Walt Disney Co.’s Marvel Entertainment must go to trial to defend against a copyright claim by Gary Friedrich, who claims he created the comic book character “Ghost Rider,” a motorcycle-riding superhero with a flaming skull.
The case is Gary Friedrich Enterprises LLC v. Marvel Characters Inc., 12-00893, U.S. Court of Appeals for the Second Circuit. U.S. Judge Denny Chin wrote on behalf of a three-judge panel.
Via Bloomberg Businessweek.
This story is a bit unclear, but it seems that the issue boils down to who owns the actual Polaroids: the Warhol Foundation or Frans Wynans Fine Art.
Via Courthouse News Service.
British artist Phil Thompson‘s art project, Copyrights, critiques the Google Art Project and its grand attempt at bringing art to the masses. In his project, Thompson makes screen grabs of the blurred images in his browser window, sends them to the Dafen Oil Painting Village in China and then exhibits those works in a gallery.
Keep in mind that due to copyright concerns Google blurs out certain art works in the Art Project. What we like about this project is that instead of lamenting how copyright denies and thus oppresses our “right” to access and view free art, Thompson takes a much more poetic and critical position by — gasp! — appropriating those blurred out artworks making art out of them. Kind of reminds us of Allan McCollum’s Perpetual Photos (1982-89) of paintings seen in television shows which McCollum then photographs, enlarges, and exhibits as blurry photographs. Love it!
Cowboys Milking. Cady Noland, 1990.
In a case with implications for artists’ rights and auction house contracts, a New York state court dismissed on a $6 million lawsuit brought against artist Cady Noland by dealer Marc Jancou. The suit alleged Noland interfered with the contract to sell the work Cowboys Milking, 1990, owned by Jancou, when she disowned it in November 2011, a few days before it was scheduled to be auctioned at Sotheby’s.
Via The Art Newspaper.
The Center for Intellectual Property Law & Information Technology (CIPLIT®) and The Chicago Bar Association Media and Entertainment Committee present “The Visual Artist’s Rights Act, Copyright and Conceptual Art: Creating and Protecting Art After Chapman Kelley v. Chicago Park District,” featuring Artist Chapman Kelley and Founding Director of CIPLIT, Professor Roberta Kwall.
This event is in Chicago!
May 30th, 2013 by Sergio Muñoz Sarmiento in Trademark
That’s right.

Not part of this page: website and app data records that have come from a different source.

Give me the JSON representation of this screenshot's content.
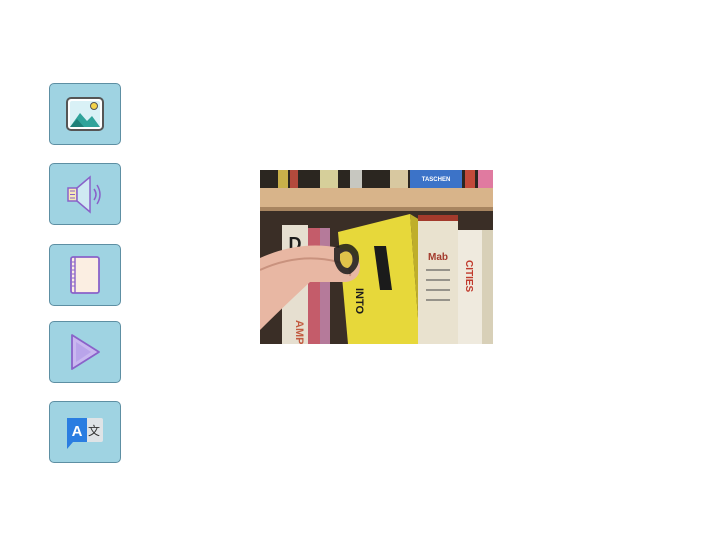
{
  "toolbar": {
    "items": [
      {
        "name": "image",
        "icon": "image-icon"
      },
      {
        "name": "audio",
        "icon": "speaker-icon"
      },
      {
        "name": "book",
        "icon": "book-icon"
      },
      {
        "name": "play",
        "icon": "play-icon"
      },
      {
        "name": "translate",
        "icon": "translate-icon",
        "glyph_latin": "A",
        "glyph_cjk": "文"
      }
    ]
  },
  "photo": {
    "subject": "finger-pulling-book-from-shelf",
    "spine_texts": {
      "top_label": "TASCHEN",
      "yellow_book": "INTO",
      "cream_book": "Mab",
      "left_book": "D",
      "left_book_vertical": "AMP",
      "right_book": "CITIES"
    }
  },
  "colors": {
    "tile_bg": "#9fd3e2",
    "tile_border": "#5d8fa3",
    "icon_stroke": "#8a62c9"
  }
}
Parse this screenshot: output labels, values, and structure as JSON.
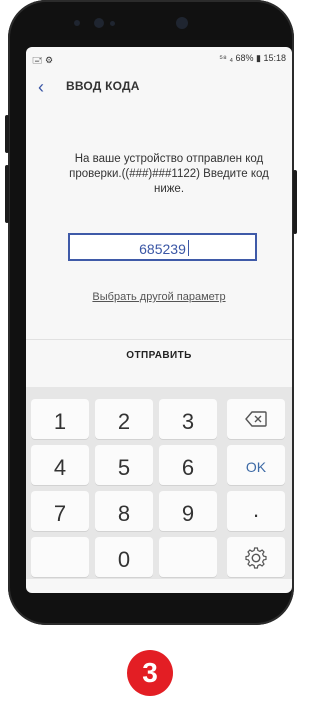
{
  "status": {
    "left": "🖃 ⚙",
    "right": "⁵⁸ ₄ 68% ▮ 15:18"
  },
  "header": {
    "title": "ВВОД КОДА"
  },
  "message": "На ваше устройство отправлен код проверки.((###)###1122) Введите код ниже.",
  "code": {
    "value": "685239"
  },
  "other_option_label": "Выбрать другой параметр",
  "send_label": "ОТПРАВИТЬ",
  "keyboard": {
    "keys": [
      "1",
      "2",
      "3",
      "4",
      "5",
      "6",
      "7",
      "8",
      "9",
      "",
      "0"
    ],
    "ok_label": "OK",
    "dot_label": ".",
    "icons": {
      "backspace": "backspace-icon",
      "settings": "gear-icon"
    }
  },
  "step_badge": "3",
  "colors": {
    "accent": "#3f5aa8",
    "badge": "#e31e24",
    "keyboard_bg": "#e6e6e6"
  }
}
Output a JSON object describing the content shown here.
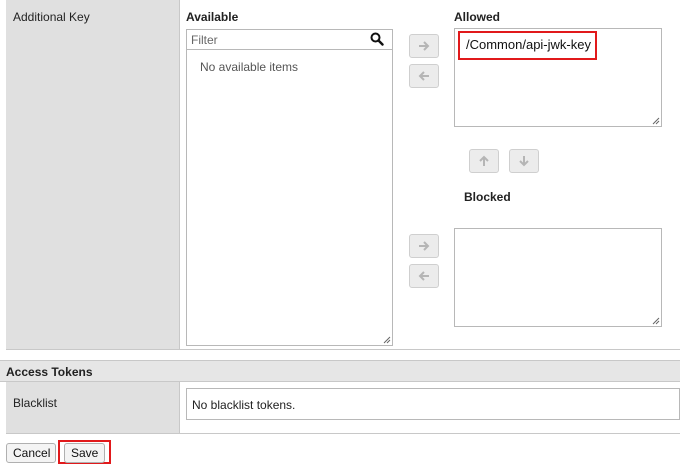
{
  "additional_key": {
    "label": "Additional Key",
    "available_heading": "Available",
    "filter_placeholder": "Filter",
    "available_empty": "No available items",
    "allowed_heading": "Allowed",
    "allowed_items": [
      "/Common/api-jwk-key"
    ],
    "blocked_heading": "Blocked"
  },
  "access_tokens": {
    "section_title": "Access Tokens",
    "blacklist_label": "Blacklist",
    "blacklist_value": "No blacklist tokens."
  },
  "footer": {
    "cancel_label": "Cancel",
    "save_label": "Save"
  },
  "icons": {
    "search": "search-icon",
    "move_right": "arrow-right-icon",
    "move_left": "arrow-left-icon",
    "move_up": "arrow-up-icon",
    "move_down": "arrow-down-icon"
  },
  "colors": {
    "highlight": "#e1191b",
    "label_bg": "#e0e0e0",
    "button_bg": "#ececec"
  }
}
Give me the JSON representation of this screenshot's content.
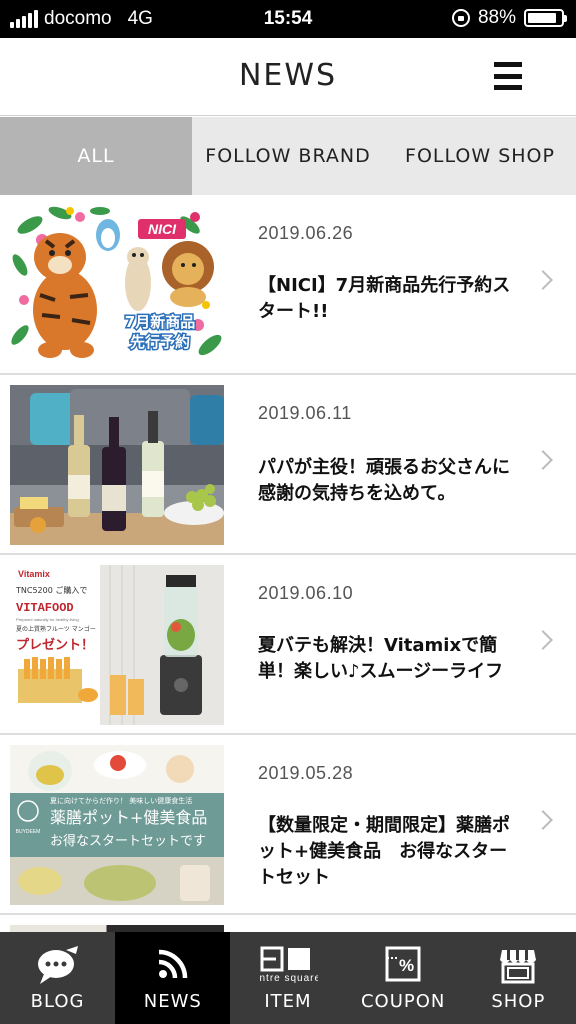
{
  "status_bar": {
    "carrier": "docomo",
    "network": "4G",
    "time": "15:54",
    "battery": "88%",
    "battery_level": 0.88
  },
  "header": {
    "title": "NEWS",
    "menu_icon": "hamburger-icon"
  },
  "tabs": [
    {
      "label": "ALL",
      "active": true
    },
    {
      "label": "FOLLOW BRAND",
      "active": false
    },
    {
      "label": "FOLLOW SHOP",
      "active": false
    }
  ],
  "news": [
    {
      "date": "2019.06.26",
      "title": "【NICI】7月新商品先行予約スタート!!",
      "image_text": {
        "brand": "NICI",
        "caption": "7月新商品\n先行予約"
      }
    },
    {
      "date": "2019.06.11",
      "title": "パパが主役！頑張るお父さんに感謝の気持ちを込めて。",
      "image_text": {}
    },
    {
      "date": "2019.06.10",
      "title": "夏バテも解決！Vitamixで簡単！楽しい♪スムージーライフ",
      "image_text": {
        "brand": "Vitamix",
        "line1": "TNC5200 ご購入で",
        "line2": "VITAFOOD",
        "line3": "Prepared naturally for healthy living",
        "line4": "夏の上質熟フルーツ マンゴー",
        "line5": "プレゼント！"
      }
    },
    {
      "date": "2019.05.28",
      "title": "【数量限定・期間限定】薬膳ポット+健美食品　お得なスタートセット",
      "image_text": {
        "tag": "夏に向けてからだ作り！ 美味しい健康食生活",
        "line1": "薬膳ポット+健美食品",
        "line2": "お得なスタートセットです",
        "brand": "BUYDEEM"
      }
    }
  ],
  "bottom_nav": [
    {
      "label": "BLOG",
      "icon": "blog-speech-bubble-icon",
      "active": false
    },
    {
      "label": "NEWS",
      "icon": "news-rss-icon",
      "active": true
    },
    {
      "label": "ITEM",
      "icon": "entre-square-item-icon",
      "icon_text": "entre square",
      "active": false
    },
    {
      "label": "COUPON",
      "icon": "coupon-ticket-icon",
      "active": false
    },
    {
      "label": "SHOP",
      "icon": "shop-storefront-icon",
      "active": false
    }
  ],
  "colors": {
    "tab_active_bg": "#b4b4b4",
    "tab_bg": "#e9e9e9",
    "nav_bg": "#3a3a3a",
    "nav_active_bg": "#000000"
  }
}
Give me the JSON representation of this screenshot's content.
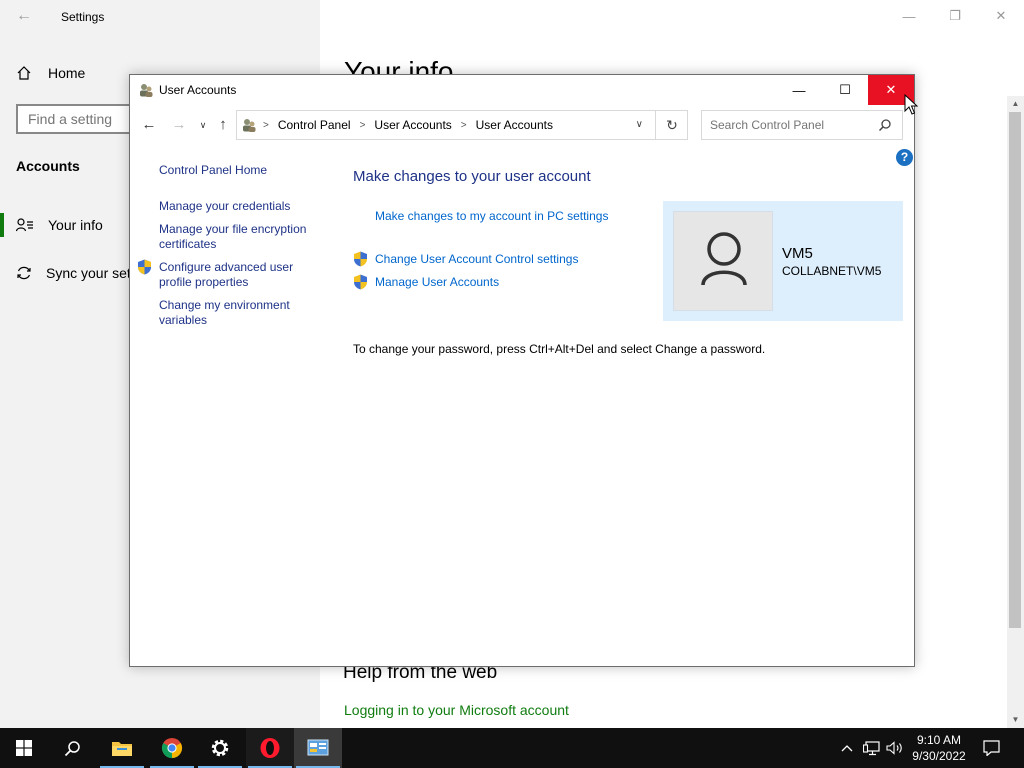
{
  "settings": {
    "title": "Settings",
    "home_label": "Home",
    "search_placeholder": "Find a setting",
    "section": "Accounts",
    "nav": [
      {
        "label": "Your info"
      },
      {
        "label": "Sync your set"
      }
    ],
    "page_heading": "Your info",
    "help_heading": "Help from the web",
    "help_link": "Logging in to your Microsoft account",
    "accent_color": "#107c10"
  },
  "user_accounts": {
    "title": "User Accounts",
    "breadcrumb": [
      "Control Panel",
      "User Accounts",
      "User Accounts"
    ],
    "search_placeholder": "Search Control Panel",
    "left_links": {
      "home": "Control Panel Home",
      "credentials": "Manage your credentials",
      "encryption_line1": "Manage your file encryption",
      "encryption_line2": "certificates",
      "profile_line1": "Configure advanced user",
      "profile_line2": "profile properties",
      "env_line1": "Change my environment",
      "env_line2": "variables"
    },
    "heading": "Make changes to your user account",
    "links": {
      "pc_settings": "Make changes to my account in PC settings",
      "uac": "Change User Account Control settings",
      "manage": "Manage User Accounts"
    },
    "password_note": "To change your password, press Ctrl+Alt+Del and select Change a password.",
    "account": {
      "name": "VM5",
      "domain": "COLLABNET\\VM5"
    },
    "close_color": "#e81123",
    "link_color": "#0066cc"
  },
  "taskbar": {
    "time": "9:10 AM",
    "date": "9/30/2022",
    "apps": [
      "start-icon",
      "search-icon",
      "file-explorer-icon",
      "chrome-icon",
      "settings-gear-icon",
      "opera-icon",
      "control-panel-icon"
    ]
  }
}
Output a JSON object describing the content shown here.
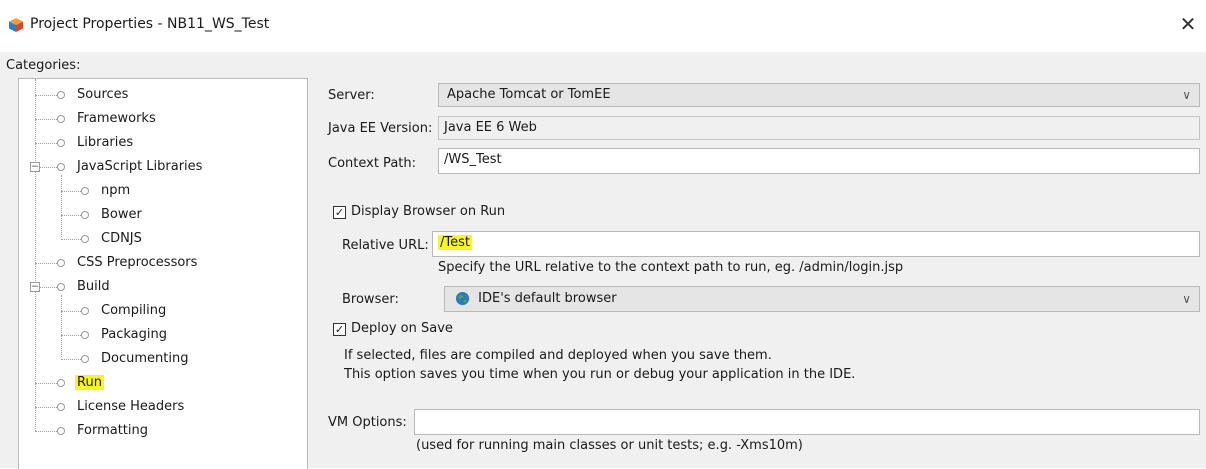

Don’t even think about using the “I [heart] NY®” logo, or for that matter, the “I [heart] [insert whatever you'd like here],” or you’re pretty much guaranteed to receive a cease-and-desist letter from NY state’s Department of Economic Development.
And certainly don’t get a tattoo of it.
The Velvet Underground has settled a legal fight with the Andy Warhol Foundation for the Visual Arts over the rights to the iconic pop art image of a banana used by the Velvet Underground in their notorious album.
In the lawsuit, the Velvet Underground claimed exclusive use of the banana design for licensed merchandising. The lawsuit sought damages and an injunction to prevent the foundation from licensing the image. Apparently the Warhol Foundation was planning to license the banana design to Apple Inc. for iPhone and iPad products.
Obviously, no terms of settlement were released.
More via Reuters.